• _What is needed_: Work through the entries below and show every line in which "time" is found.

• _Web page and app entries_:
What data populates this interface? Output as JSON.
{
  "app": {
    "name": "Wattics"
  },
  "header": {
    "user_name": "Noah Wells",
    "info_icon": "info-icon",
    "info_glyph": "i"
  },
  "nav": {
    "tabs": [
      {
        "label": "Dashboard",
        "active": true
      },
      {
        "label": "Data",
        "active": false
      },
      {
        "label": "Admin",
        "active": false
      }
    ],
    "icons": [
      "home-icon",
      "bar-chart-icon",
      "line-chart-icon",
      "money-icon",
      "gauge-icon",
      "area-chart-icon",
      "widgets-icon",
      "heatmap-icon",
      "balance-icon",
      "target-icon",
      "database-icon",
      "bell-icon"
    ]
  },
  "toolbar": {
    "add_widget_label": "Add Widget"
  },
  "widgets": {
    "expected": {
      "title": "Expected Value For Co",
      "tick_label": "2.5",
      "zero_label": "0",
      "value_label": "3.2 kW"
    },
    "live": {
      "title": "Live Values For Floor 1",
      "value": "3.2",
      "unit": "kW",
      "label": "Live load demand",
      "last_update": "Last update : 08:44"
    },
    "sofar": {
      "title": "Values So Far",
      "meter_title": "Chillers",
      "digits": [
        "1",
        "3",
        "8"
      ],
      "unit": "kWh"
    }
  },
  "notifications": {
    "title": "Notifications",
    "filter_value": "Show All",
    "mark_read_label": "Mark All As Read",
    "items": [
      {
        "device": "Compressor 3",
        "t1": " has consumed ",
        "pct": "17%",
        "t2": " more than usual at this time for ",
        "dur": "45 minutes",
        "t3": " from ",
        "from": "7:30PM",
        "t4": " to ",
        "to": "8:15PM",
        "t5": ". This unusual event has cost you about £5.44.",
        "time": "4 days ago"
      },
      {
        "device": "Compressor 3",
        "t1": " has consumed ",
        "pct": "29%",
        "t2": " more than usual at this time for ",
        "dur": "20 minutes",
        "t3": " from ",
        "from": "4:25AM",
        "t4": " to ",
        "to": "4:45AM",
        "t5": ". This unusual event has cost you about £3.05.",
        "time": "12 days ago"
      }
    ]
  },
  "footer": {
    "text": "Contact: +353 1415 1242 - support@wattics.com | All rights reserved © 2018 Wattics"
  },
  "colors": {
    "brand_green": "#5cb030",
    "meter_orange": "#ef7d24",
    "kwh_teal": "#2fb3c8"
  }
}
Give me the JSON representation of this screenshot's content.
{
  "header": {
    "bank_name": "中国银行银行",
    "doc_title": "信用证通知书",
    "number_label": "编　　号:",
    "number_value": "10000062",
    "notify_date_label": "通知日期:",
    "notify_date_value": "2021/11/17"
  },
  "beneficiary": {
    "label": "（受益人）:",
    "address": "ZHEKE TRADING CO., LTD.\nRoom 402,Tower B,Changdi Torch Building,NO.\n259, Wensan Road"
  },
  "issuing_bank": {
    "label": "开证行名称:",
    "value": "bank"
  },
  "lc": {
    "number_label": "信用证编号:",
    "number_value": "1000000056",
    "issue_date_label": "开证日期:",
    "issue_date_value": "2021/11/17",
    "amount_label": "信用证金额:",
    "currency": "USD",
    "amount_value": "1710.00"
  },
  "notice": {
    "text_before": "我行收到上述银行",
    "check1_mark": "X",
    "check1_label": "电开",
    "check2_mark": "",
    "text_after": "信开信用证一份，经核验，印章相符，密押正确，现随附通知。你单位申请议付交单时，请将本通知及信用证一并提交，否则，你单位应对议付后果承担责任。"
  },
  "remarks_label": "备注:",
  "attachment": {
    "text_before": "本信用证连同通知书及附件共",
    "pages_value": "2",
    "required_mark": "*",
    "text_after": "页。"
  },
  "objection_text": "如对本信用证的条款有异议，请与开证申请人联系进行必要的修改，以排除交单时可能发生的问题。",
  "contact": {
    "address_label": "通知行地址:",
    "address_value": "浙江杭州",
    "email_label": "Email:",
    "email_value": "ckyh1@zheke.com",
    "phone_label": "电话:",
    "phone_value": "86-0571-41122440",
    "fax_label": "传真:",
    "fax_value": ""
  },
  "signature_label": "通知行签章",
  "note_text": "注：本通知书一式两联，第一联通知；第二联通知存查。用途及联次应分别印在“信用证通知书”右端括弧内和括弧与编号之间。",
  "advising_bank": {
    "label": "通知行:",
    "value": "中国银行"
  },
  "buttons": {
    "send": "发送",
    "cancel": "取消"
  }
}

• _Your response_:
        "t2": " more than usual at this time for ",
        "time": "4 days ago"
        "t2": " more than usual at this time for ",
        "time": "12 days ago"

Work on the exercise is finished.